  474 sketch or engineering drawing available, so that you can easily transfer its
  475 information into the types of primitive solids necessary to create your model.
  476 Where possible it is recommended to start with a large block solid and
  477 ``subtract'' pieces from it.  In this way you avoid errors with abutting
  478 faces of a collection of solids ``unioned'' together.
  479 
  480 Next the solids are created using the
  481 {\em make}, {\em cp}, {\em mirror} or {\em in}
  482 commands.  Depending on the complexity of the model, the solids may be
  483 created in the desired location or created at the origin and later
  484 translated to the desired location.  Creation at the origin provides
  485 an opportunity to take advantage of possible symmetries in the geometry.
  486 Once all the solids are finished it is time to create the region[s],
  487 which will describe (to MGED) how to combine the solids to represent
  488 the model.
  489 

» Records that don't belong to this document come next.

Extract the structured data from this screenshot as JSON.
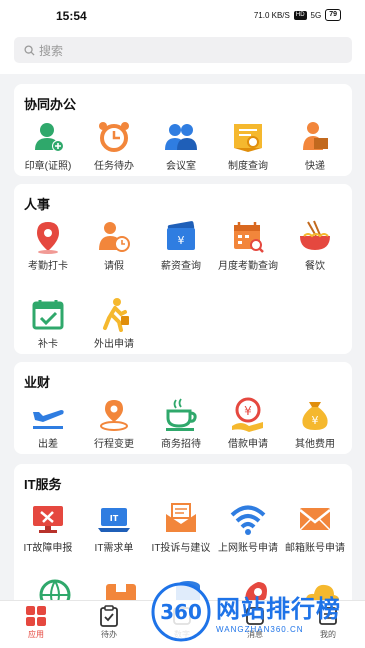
{
  "status_bar": {
    "time": "15:54",
    "speed": "71.0 KB/S",
    "network": "HD",
    "signal": "5G",
    "battery": "79"
  },
  "search": {
    "placeholder": "搜索"
  },
  "sections": [
    {
      "title": "协同办公",
      "items": [
        {
          "label": "印章(证照)",
          "icon": "seal-user-icon"
        },
        {
          "label": "任务待办",
          "icon": "alarm-clock-icon"
        },
        {
          "label": "会议室",
          "icon": "meeting-users-icon"
        },
        {
          "label": "制度查询",
          "icon": "document-search-icon"
        },
        {
          "label": "快递",
          "icon": "courier-icon"
        }
      ]
    },
    {
      "title": "人事",
      "items": [
        {
          "label": "考勤打卡",
          "icon": "location-pin-icon"
        },
        {
          "label": "请假",
          "icon": "leave-clock-icon"
        },
        {
          "label": "薪资查询",
          "icon": "salary-wallet-icon"
        },
        {
          "label": "月度考勤查询",
          "icon": "calendar-search-icon"
        },
        {
          "label": "餐饮",
          "icon": "noodle-bowl-icon"
        },
        {
          "label": "补卡",
          "icon": "calendar-check-icon"
        },
        {
          "label": "外出申请",
          "icon": "walking-person-icon"
        }
      ]
    },
    {
      "title": "业财",
      "items": [
        {
          "label": "出差",
          "icon": "airplane-icon"
        },
        {
          "label": "行程变更",
          "icon": "route-pin-icon"
        },
        {
          "label": "商务招待",
          "icon": "coffee-cup-icon"
        },
        {
          "label": "借款申请",
          "icon": "loan-hand-icon"
        },
        {
          "label": "其他费用",
          "icon": "money-bag-icon"
        }
      ]
    },
    {
      "title": "IT服务",
      "items": [
        {
          "label": "IT故障申报",
          "icon": "monitor-tools-icon"
        },
        {
          "label": "IT需求单",
          "icon": "it-laptop-icon"
        },
        {
          "label": "IT投诉与建议",
          "icon": "envelope-open-icon"
        },
        {
          "label": "上网账号申请",
          "icon": "wifi-icon"
        },
        {
          "label": "邮箱账号申请",
          "icon": "mail-icon"
        }
      ]
    }
  ],
  "tabbar": [
    {
      "label": "应用",
      "icon": "apps-grid-icon"
    },
    {
      "label": "待办",
      "icon": "todo-clipboard-icon"
    },
    {
      "label": "数字",
      "icon": "digital-icon"
    },
    {
      "label": "消息",
      "icon": "message-icon"
    },
    {
      "label": "我的",
      "icon": "profile-icon"
    }
  ],
  "watermark": {
    "logo_text": "360",
    "title": "网站排行榜",
    "subtitle": "WANGZHAN360.CN"
  },
  "colors": {
    "green": "#2fa86b",
    "orange": "#f2863b",
    "blue": "#2f7de1",
    "red": "#e5483f",
    "yellow": "#f5b82e"
  }
}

  490 The region[s] are then given the desired item/air code (if this is
  491 necessary, otherwise leave it as the system default value), and material
  492 codes.  The regions are then put onto a group, usually for functionality only.
  493 A group has no operations as such (like union [u], intersection [+] or
  494 difference [-]) and is just a collection of objects for convenient naming
  495 of a whole screen or collection of objects.